Very Necessary, by Salt N Pepa
Suggested by Alex Hamilton
I was today years old when I found out that both Salt and Pepa are still alive.
I don’t know why I thought otherwise, but I was convinced that either S or P, or maybe even both, had died in a plan or boat accident. No idea why. I do remember the news being rather sombre at the time, even if it was only in my head.
In my defence, it’s been a long while since I’ve thought of these particular rapping condiments. The undisputed First Ladies of Rap, their fresh style and take-no-prisoner lyrics worked wonders in energising what some might say was a fading genre. For the time, they were raw and near the knuckle, and certainly empowering. Without Salt n Pepa blazing a trail, there’d be no Missy Elliott or Lauren Hill, no Nicki Minaj or Cardi B or WAP or Megan Thee Stallion.
They were pioneers. For the time.
Very Necessary, their fourth studio album and one of the best-selling rap albums by a female artist of all time, suffers a fair deal from the “for the time” curse. While it’s not exactly tired, the beats sometimes feel flat, and the rhythms sometimes feel dated.
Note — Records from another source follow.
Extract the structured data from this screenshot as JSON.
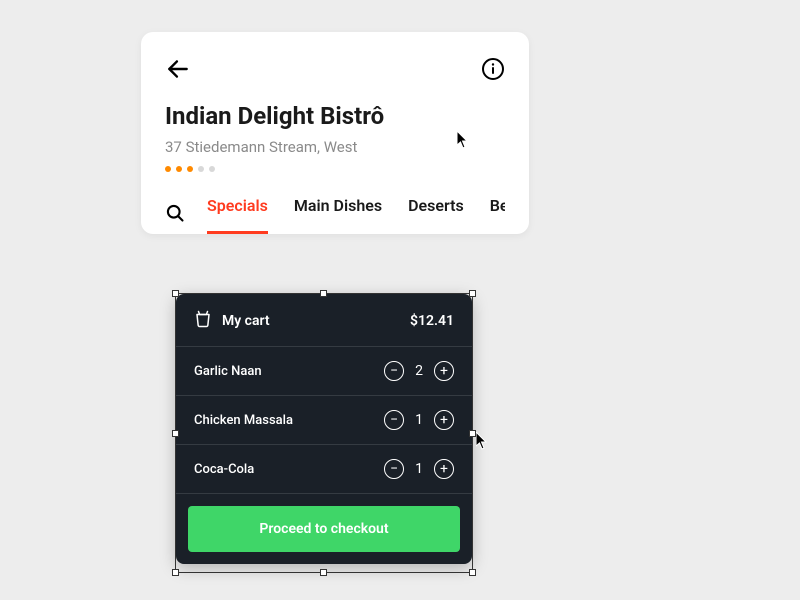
{
  "header": {
    "title": "Indian Delight Bistrô",
    "address": "37 Stiedemann Stream, West",
    "rating": 3,
    "rating_max": 5,
    "tabs": [
      {
        "label": "Specials",
        "active": true
      },
      {
        "label": "Main Dishes",
        "active": false
      },
      {
        "label": "Deserts",
        "active": false
      },
      {
        "label": "Beverages",
        "active": false
      }
    ]
  },
  "cart": {
    "title": "My cart",
    "total": "$12.41",
    "items": [
      {
        "name": "Garlic Naan",
        "qty": "2"
      },
      {
        "name": "Chicken Massala",
        "qty": "1"
      },
      {
        "name": "Coca-Cola",
        "qty": "1"
      }
    ],
    "checkout_label": "Proceed to checkout"
  }
}
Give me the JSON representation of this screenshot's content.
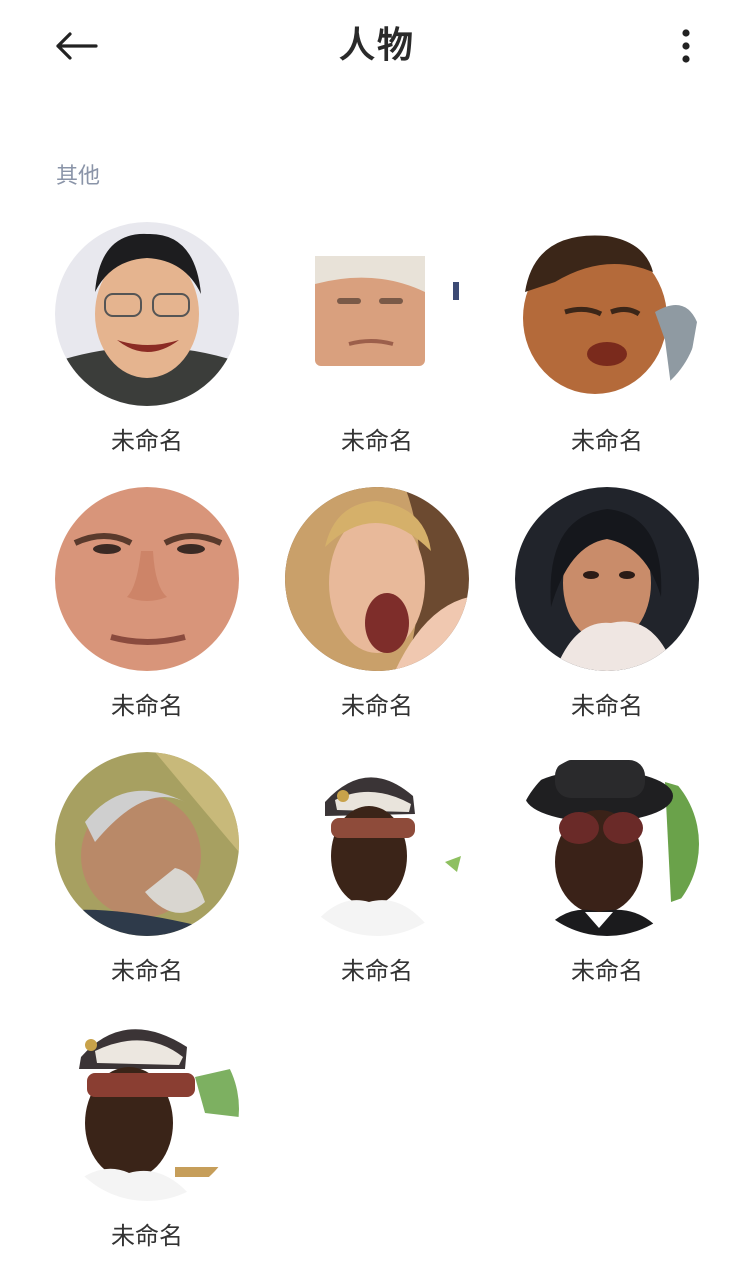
{
  "header": {
    "title": "人物"
  },
  "section": {
    "label": "其他"
  },
  "people": [
    {
      "name": "未命名"
    },
    {
      "name": "未命名"
    },
    {
      "name": "未命名"
    },
    {
      "name": "未命名"
    },
    {
      "name": "未命名"
    },
    {
      "name": "未命名"
    },
    {
      "name": "未命名"
    },
    {
      "name": "未命名"
    },
    {
      "name": "未命名"
    },
    {
      "name": "未命名"
    }
  ],
  "icons": {
    "back": "back-arrow-icon",
    "more": "more-vertical-icon"
  }
}
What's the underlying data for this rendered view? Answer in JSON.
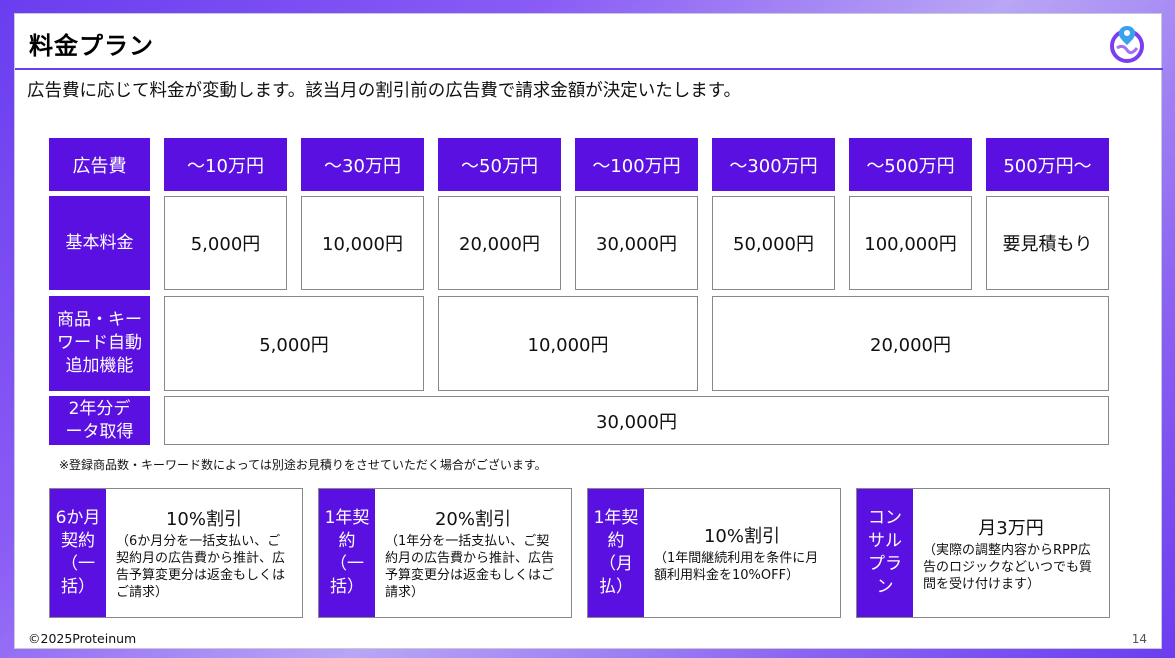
{
  "title": "料金プラン",
  "subtitle": "広告費に応じて料金が変動します。該当月の割引前の広告費で請求金額が決定いたします。",
  "table": {
    "header_label": "広告費",
    "tiers": [
      "～10万円",
      "～30万円",
      "～50万円",
      "～100万円",
      "～300万円",
      "～500万円",
      "500万円～"
    ],
    "rows": {
      "basic": {
        "label": "基本料金",
        "values": [
          "5,000円",
          "10,000円",
          "20,000円",
          "30,000円",
          "50,000円",
          "100,000円",
          "要見積もり"
        ]
      },
      "auto": {
        "label": "商品・キーワード自動追加機能",
        "values": [
          "5,000円",
          "10,000円",
          "20,000円"
        ]
      },
      "data": {
        "label": "2年分データ取得",
        "value": "30,000円"
      }
    }
  },
  "note": "※登録商品数・キーワード数によっては別途お見積りをさせていただく場合がございます。",
  "discounts": [
    {
      "label": "6か月契約（一括）",
      "main": "10%割引",
      "desc": "（6か月分を一括支払い、ご契約月の広告費から推計、広告予算変更分は返金もしくはご請求）"
    },
    {
      "label": "1年契約（一括）",
      "main": "20%割引",
      "desc": "（1年分を一括支払い、ご契約月の広告費から推計、広告予算変更分は返金もしくはご請求）"
    },
    {
      "label": "1年契約（月払）",
      "main": "10%割引",
      "desc": "（1年間継続利用を条件に月額利用料金を10%OFF）"
    },
    {
      "label": "コンサルプラン",
      "main": "月3万円",
      "desc": "（実際の調整内容からRPP広告のロジックなどいつでも質問を受け付けます）"
    }
  ],
  "copyright": "©2025Proteinum",
  "page_number": "14",
  "colors": {
    "accent": "#5a10e0"
  },
  "logo_icon": "map-pin-logo-icon"
}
Their lyrical mastery, once so edgy, seems rather tame when judged against the more ladyballs-deep verses from their contemporary counterparts. What was once shocking now feels more cheeky than visceral.
Of the non-obvious songs, there are a couple of honourable mentions. Somebody’s Gettin’ on my Nerves feels like a classic track that never quite made it to classic status, and None Of Your Business is a no-nonsense slap to the chops. The standout tracks, naturally, are the two that had sharp chart success: Whatta Man (with En Vogue) and Shoop.
I was today years old when I found out that Whatta Man was by Salt N Pepa featuring En Vogue, and not by En Vogue featuring Salt n Pepa. As for Shoop, it’s my standout track, but the ladies have Deadpool to thank for that.
For the time, I’d rate Very Necessary as a 7/10… For the time. Today, I’d be inclined to go as high as 6/10, but I really must drop to 5/10 for the addition of the final track, the worthy and peculiar I’ve Got AIDS (PSA). I can respect that Salt N Pepa wanted to highlight this pernicious issue back in the early Nineties, and they are courageous and compassionate to hand over a slot on their album for a spoken duologue by a youth theatre group. It still comes over as the worse sort of teenage educational theatre, like Zammo and Roland singing “Just Say NO!” without the musical overlay.